Medical price transparency can save expenditures.
About 500,000 employer-sponsored employees covered by health insurance were given telephone or internet access to the actual price of medical services for laboratory tests, advanced imaging services, and office visits. Those who accessed price information over the 3 year study period spent significantly less that those who did not. The largest difference was for advanced imaging services. However, fewer than 10% of patients bothered to investigate pricing.
PositiveTip: Tired of high medical bills? Investigate and compare the costs when possible.
Depression remains employer's highest per capita medical expense.

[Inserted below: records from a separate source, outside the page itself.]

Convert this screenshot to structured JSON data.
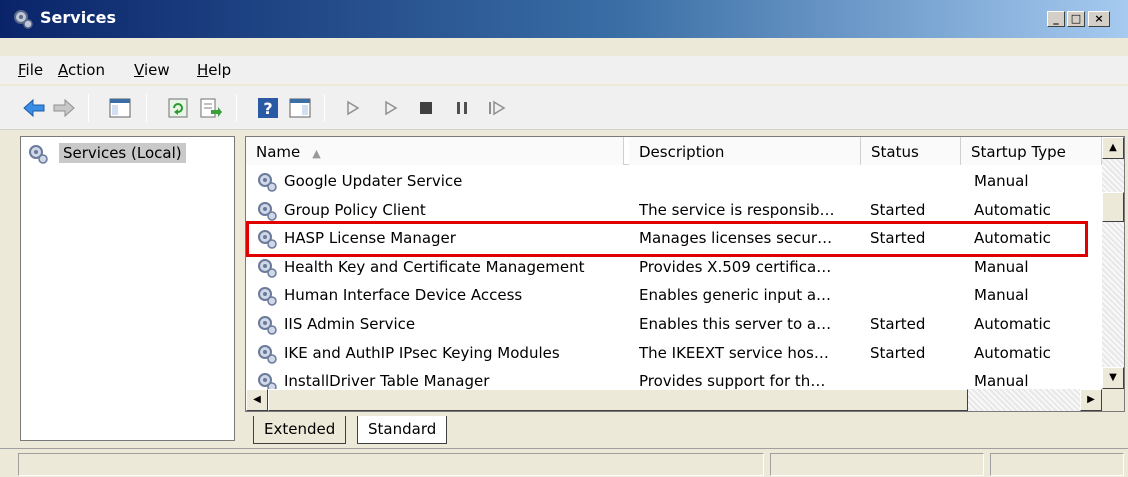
{
  "window": {
    "title": "Services"
  },
  "menu": [
    {
      "label": "File",
      "accel": "F"
    },
    {
      "label": "Action",
      "accel": "A"
    },
    {
      "label": "View",
      "accel": "V"
    },
    {
      "label": "Help",
      "accel": "H"
    }
  ],
  "tree": {
    "root_label": "Services (Local)"
  },
  "table": {
    "headers": [
      "Name",
      "Description",
      "Status",
      "Startup Type"
    ],
    "sort_indicator": "▲",
    "rows": [
      {
        "name": "Google Updater Service",
        "description": "",
        "status": "",
        "startup": "Manual"
      },
      {
        "name": "Group Policy Client",
        "description": "The service is responsib…",
        "status": "Started",
        "startup": "Automatic"
      },
      {
        "name": "HASP License Manager",
        "description": "Manages licenses secur…",
        "status": "Started",
        "startup": "Automatic"
      },
      {
        "name": "Health Key and Certificate Management",
        "description": "Provides X.509 certifica…",
        "status": "",
        "startup": "Manual"
      },
      {
        "name": "Human Interface Device Access",
        "description": "Enables generic input a…",
        "status": "",
        "startup": "Manual"
      },
      {
        "name": "IIS Admin Service",
        "description": "Enables this server to a…",
        "status": "Started",
        "startup": "Automatic"
      },
      {
        "name": "IKE and AuthIP IPsec Keying Modules",
        "description": "The IKEEXT service hos…",
        "status": "Started",
        "startup": "Automatic"
      },
      {
        "name": "InstallDriver Table Manager",
        "description": "Provides support for th…",
        "status": "",
        "startup": "Manual"
      }
    ]
  },
  "tabs": [
    {
      "label": "Extended"
    },
    {
      "label": "Standard"
    }
  ],
  "colors": {
    "highlight_border": "#e00000",
    "title_gradient_start": "#0a246a",
    "title_gradient_end": "#a6caf0"
  },
  "icons": [
    "gear-icon",
    "back-arrow-icon",
    "forward-arrow-icon",
    "console-tree-icon",
    "refresh-icon",
    "export-list-icon",
    "help-icon",
    "properties-icon",
    "play-icon",
    "play-alt-icon",
    "stop-icon",
    "pause-icon",
    "resume-icon"
  ]
}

Of ten modifiable health risk factors, depression cost employer's about 48% more on healthcare than non-depressed employees. Those with high blood sugar or hypertension each cost about 31% more, and those who used tobacco or were physically inactive each cost about 16% more. Effectively implemented health promotion programs should reduce employee healthcare costs.
PositiveTip: Do something today to make a difference in your modifiable risk factors.
Modest reductions in dietary salt could save 92,000 lives per year and save $24 billion!
Dietary salt intake in the U.S. in on the rise, in spite of more and more evidence linking salt intake to hypertension and cardiovascular disease. Reducing salt intake by a modest 3 grams (1/2 teaspoon) per day per person is projected to annually reduce new cases of coronary heart disease by up to 120,000, stroke by up to 66,000, and heart attacks by up to 99,000. This in turn could save up to $24 billion each year in health care costs.
PositiveTip: The majority of dietary salt in the U.S. comes from processed foods. Stop subtracting years from your life by cutting back on these foods.